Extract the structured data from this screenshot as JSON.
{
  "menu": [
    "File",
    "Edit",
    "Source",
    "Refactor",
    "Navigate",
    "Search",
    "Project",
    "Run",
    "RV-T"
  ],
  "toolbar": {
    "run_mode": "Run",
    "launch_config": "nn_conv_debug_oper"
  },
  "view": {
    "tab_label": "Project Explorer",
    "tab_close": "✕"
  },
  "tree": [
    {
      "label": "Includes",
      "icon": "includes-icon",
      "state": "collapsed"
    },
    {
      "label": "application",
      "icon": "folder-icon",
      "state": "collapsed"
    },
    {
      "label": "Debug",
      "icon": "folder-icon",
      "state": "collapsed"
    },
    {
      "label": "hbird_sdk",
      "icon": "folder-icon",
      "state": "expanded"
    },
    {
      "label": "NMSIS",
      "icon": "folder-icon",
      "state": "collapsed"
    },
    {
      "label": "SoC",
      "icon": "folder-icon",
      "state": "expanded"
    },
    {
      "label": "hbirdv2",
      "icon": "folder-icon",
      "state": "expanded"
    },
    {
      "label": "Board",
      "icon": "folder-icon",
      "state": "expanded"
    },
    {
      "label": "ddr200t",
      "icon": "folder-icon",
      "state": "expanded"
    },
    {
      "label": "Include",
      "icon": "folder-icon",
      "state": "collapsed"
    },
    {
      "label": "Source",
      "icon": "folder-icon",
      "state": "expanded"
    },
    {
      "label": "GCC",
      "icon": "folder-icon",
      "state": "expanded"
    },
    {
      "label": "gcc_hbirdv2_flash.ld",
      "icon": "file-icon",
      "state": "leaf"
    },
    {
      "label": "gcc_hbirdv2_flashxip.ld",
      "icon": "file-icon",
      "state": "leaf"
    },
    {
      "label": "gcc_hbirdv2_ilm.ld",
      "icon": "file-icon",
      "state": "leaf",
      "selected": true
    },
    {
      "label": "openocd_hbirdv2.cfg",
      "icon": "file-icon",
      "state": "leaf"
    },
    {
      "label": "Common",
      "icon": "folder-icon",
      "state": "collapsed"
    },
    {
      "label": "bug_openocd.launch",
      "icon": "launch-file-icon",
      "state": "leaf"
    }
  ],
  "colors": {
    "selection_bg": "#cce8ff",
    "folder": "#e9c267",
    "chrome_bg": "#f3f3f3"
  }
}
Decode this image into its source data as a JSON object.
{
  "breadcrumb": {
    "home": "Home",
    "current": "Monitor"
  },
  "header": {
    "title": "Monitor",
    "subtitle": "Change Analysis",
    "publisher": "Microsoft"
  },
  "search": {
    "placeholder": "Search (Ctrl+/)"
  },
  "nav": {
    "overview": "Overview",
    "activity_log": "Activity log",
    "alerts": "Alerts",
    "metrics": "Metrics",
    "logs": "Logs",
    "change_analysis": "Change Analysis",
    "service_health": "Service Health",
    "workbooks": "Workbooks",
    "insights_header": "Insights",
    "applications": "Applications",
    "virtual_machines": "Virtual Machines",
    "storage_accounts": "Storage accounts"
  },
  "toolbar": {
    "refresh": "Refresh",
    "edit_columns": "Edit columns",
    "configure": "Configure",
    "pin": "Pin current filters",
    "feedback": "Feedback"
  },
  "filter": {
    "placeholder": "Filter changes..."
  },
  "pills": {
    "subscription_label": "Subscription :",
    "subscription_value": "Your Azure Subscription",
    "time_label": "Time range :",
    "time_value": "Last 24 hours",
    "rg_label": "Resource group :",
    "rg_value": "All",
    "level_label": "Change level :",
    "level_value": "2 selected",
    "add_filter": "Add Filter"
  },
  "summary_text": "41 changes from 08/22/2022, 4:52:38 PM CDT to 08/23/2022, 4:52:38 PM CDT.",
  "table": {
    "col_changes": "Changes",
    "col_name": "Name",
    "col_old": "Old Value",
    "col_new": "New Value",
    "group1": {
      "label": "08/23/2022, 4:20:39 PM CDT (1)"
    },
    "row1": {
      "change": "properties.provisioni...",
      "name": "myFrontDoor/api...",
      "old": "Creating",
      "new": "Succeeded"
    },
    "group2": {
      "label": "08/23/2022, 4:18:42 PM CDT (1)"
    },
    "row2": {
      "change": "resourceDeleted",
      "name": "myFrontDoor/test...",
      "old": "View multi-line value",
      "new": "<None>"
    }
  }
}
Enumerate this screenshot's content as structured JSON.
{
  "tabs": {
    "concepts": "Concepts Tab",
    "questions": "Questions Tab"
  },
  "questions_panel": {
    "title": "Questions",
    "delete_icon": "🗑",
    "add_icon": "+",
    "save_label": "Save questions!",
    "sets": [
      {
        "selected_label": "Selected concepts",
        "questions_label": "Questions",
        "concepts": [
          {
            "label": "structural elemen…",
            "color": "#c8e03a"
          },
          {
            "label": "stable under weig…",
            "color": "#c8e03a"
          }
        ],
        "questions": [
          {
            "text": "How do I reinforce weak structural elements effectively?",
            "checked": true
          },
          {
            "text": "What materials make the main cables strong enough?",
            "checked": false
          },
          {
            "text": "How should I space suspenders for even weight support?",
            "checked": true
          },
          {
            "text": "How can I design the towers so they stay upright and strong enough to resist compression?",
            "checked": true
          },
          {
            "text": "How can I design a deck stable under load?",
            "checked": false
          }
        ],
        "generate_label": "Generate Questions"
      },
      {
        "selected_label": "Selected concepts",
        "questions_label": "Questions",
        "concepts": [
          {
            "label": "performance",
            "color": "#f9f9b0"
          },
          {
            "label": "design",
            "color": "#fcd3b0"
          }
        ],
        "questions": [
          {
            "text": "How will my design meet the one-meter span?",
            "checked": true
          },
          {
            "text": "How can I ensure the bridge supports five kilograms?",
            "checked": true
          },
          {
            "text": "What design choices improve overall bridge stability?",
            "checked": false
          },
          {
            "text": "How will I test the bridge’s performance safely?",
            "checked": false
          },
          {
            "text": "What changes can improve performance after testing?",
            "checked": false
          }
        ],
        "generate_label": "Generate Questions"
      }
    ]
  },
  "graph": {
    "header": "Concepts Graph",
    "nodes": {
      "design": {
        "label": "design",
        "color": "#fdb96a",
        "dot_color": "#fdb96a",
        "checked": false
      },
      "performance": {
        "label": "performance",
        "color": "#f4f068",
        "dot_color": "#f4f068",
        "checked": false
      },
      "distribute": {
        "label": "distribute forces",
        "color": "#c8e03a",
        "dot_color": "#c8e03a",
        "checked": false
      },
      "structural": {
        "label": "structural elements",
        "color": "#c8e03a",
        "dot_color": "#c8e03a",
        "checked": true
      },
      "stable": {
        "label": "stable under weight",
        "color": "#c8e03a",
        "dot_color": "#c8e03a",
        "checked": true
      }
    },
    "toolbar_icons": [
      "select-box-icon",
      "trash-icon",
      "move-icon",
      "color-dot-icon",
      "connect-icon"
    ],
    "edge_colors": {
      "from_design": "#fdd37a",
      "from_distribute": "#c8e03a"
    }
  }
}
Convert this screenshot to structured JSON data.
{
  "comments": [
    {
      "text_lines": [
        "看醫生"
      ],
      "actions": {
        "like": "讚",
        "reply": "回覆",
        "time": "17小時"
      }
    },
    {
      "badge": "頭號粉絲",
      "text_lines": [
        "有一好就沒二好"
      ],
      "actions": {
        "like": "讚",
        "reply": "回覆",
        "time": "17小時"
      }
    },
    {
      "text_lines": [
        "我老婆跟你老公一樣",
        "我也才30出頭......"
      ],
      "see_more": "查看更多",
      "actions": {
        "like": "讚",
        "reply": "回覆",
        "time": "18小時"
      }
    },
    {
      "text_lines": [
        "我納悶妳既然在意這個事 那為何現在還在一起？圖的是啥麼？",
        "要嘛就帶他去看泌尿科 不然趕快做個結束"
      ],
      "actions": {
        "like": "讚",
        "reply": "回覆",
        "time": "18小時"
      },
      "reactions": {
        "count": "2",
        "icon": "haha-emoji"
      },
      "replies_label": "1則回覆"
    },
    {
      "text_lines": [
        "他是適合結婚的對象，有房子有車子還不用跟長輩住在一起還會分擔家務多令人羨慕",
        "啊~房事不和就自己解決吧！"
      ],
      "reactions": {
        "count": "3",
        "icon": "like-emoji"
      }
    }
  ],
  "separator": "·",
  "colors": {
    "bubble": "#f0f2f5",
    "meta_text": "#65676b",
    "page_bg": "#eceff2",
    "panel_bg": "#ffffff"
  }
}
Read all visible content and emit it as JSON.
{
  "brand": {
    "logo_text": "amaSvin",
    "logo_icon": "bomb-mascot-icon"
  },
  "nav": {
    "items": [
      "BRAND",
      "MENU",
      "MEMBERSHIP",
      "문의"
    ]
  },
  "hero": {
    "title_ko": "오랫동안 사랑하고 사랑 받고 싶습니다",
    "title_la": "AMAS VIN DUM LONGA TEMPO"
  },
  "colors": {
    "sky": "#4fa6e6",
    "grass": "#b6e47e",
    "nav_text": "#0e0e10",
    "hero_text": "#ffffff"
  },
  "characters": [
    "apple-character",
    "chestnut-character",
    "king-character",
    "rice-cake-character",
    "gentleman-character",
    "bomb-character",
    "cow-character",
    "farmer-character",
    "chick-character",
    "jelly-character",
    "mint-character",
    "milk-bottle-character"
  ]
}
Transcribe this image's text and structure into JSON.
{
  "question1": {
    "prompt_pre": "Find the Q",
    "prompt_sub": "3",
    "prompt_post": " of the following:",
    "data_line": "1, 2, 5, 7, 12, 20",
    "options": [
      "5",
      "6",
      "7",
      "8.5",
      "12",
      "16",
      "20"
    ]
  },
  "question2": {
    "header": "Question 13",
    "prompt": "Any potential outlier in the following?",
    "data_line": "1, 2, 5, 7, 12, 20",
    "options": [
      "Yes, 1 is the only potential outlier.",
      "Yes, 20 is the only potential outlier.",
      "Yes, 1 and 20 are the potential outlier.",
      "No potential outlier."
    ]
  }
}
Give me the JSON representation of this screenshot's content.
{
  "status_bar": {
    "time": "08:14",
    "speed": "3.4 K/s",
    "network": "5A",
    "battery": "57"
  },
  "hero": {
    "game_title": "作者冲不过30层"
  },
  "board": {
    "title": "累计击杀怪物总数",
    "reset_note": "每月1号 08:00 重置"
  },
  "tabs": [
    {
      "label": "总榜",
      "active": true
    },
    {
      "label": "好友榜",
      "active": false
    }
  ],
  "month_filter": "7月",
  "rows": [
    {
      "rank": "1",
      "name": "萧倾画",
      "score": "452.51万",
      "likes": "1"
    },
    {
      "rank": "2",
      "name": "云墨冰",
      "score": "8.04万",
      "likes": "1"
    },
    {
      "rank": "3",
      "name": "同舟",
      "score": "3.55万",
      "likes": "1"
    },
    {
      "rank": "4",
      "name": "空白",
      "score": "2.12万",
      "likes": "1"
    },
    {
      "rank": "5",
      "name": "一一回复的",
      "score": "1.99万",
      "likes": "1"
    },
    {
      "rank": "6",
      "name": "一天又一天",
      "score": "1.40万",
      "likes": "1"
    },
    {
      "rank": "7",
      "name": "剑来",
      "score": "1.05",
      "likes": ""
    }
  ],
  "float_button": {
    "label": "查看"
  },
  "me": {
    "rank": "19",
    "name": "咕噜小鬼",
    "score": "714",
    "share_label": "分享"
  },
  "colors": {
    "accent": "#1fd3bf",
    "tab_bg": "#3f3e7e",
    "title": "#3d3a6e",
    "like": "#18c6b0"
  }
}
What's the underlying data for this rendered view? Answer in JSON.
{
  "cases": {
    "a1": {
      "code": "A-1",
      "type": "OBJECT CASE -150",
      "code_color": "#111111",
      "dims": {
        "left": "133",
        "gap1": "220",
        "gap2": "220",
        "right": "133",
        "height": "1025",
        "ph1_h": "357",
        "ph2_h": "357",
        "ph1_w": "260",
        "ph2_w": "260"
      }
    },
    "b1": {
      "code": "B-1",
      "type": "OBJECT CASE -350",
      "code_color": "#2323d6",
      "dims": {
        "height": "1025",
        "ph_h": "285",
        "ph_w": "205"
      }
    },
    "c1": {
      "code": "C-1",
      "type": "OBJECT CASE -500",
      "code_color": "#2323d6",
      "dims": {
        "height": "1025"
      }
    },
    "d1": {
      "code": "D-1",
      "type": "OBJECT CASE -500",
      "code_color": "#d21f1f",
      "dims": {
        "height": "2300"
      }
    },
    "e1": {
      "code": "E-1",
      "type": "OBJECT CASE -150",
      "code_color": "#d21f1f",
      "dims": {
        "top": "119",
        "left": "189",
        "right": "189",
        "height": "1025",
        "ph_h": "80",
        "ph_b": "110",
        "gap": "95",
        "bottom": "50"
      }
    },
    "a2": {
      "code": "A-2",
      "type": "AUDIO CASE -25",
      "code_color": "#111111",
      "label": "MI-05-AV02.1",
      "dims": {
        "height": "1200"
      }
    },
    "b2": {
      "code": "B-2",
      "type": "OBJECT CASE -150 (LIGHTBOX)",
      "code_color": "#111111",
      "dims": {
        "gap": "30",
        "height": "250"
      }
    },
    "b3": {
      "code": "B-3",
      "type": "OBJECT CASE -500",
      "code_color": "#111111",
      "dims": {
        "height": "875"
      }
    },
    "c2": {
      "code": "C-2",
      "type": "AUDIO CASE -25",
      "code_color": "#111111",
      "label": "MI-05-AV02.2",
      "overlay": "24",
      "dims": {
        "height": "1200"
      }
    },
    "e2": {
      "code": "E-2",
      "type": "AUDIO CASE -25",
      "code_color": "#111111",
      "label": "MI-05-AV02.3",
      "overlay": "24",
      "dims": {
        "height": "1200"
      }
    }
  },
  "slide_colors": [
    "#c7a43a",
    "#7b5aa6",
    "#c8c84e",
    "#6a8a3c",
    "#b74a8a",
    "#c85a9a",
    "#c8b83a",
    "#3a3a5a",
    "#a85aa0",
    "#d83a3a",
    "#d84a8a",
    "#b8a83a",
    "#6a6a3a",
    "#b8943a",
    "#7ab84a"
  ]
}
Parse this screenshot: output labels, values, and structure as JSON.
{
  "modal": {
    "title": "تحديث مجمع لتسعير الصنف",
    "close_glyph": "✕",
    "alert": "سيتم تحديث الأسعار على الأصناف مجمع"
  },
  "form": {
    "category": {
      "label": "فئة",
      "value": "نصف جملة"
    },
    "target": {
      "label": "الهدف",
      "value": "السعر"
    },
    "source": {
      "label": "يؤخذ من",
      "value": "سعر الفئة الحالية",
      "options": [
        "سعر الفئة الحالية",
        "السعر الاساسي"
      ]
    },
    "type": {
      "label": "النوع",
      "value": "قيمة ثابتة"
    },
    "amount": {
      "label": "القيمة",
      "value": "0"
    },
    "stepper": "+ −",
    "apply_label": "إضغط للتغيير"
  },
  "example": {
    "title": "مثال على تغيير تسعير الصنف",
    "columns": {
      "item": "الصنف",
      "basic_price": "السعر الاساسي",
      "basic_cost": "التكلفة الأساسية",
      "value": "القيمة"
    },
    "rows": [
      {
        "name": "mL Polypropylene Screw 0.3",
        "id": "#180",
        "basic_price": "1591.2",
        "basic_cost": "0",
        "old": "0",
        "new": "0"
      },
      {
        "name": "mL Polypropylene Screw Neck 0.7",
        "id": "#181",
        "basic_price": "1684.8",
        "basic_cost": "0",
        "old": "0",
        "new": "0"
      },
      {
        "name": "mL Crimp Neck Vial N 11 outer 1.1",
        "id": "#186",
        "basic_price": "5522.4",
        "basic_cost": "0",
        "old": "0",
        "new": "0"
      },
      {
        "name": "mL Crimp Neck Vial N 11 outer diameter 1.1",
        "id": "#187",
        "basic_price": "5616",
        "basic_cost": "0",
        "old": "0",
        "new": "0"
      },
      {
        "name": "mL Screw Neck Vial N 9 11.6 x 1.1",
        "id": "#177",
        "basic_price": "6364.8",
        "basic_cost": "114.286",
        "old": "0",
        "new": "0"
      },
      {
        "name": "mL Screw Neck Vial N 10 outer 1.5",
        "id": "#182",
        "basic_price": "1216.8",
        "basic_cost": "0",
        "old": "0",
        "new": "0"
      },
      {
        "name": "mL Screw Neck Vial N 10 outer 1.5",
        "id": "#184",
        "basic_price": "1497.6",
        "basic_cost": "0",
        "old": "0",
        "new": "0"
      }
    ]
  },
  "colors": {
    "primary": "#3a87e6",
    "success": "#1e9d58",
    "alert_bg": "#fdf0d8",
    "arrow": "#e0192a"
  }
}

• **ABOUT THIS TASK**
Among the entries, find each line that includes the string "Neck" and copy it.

• **ANSWER**
        "name": "mL Polypropylene Screw Neck 0.7",
        "name": "mL Crimp Neck Vial N 11 outer 1.1",
        "name": "mL Crimp Neck Vial N 11 outer diameter 1.1",
        "name": "mL Screw Neck Vial N 9 11.6 x 1.1",
        "name": "mL Screw Neck Vial N 10 outer 1.5",
        "name": "mL Screw Neck Vial N 10 outer 1.5",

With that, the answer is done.